▼▼▼
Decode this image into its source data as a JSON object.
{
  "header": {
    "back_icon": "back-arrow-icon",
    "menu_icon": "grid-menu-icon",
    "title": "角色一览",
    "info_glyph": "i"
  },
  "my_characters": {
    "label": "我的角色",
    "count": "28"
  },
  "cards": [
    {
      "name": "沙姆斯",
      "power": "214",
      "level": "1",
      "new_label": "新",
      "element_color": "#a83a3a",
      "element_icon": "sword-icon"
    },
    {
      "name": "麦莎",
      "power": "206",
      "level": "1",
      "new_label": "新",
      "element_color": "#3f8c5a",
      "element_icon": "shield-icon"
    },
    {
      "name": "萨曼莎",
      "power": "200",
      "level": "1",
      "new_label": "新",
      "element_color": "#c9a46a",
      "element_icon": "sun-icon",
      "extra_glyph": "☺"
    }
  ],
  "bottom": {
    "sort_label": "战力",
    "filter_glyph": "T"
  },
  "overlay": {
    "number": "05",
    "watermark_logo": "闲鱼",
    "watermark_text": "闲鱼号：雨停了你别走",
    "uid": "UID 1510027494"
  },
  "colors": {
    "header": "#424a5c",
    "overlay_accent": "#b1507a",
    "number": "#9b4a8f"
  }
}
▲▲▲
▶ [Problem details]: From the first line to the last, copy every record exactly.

▶ [Written answer]:
Decode this image into its source data as a JSON object.
{
  "header": {
    "back_icon": "back-arrow-icon",
    "menu_icon": "grid-menu-icon",
    "title": "角色一览",
    "info_glyph": "i"
  },
  "my_characters": {
    "label": "我的角色",
    "count": "28"
  },
  "cards": [
    {
      "name": "沙姆斯",
      "power": "214",
      "level": "1",
      "new_label": "新",
      "element_color": "#a83a3a",
      "element_icon": "sword-icon"
    },
    {
      "name": "麦莎",
      "power": "206",
      "level": "1",
      "new_label": "新",
      "element_color": "#3f8c5a",
      "element_icon": "shield-icon"
    },
    {
      "name": "萨曼莎",
      "power": "200",
      "level": "1",
      "new_label": "新",
      "element_color": "#c9a46a",
      "element_icon": "sun-icon",
      "extra_glyph": "☺"
    }
  ],
  "bottom": {
    "sort_label": "战力",
    "filter_glyph": "T"
  },
  "overlay": {
    "number": "05",
    "watermark_logo": "闲鱼",
    "watermark_text": "闲鱼号：雨停了你别走",
    "uid": "UID 1510027494"
  },
  "colors": {
    "header": "#424a5c",
    "overlay_accent": "#b1507a",
    "number": "#9b4a8f"
  }
}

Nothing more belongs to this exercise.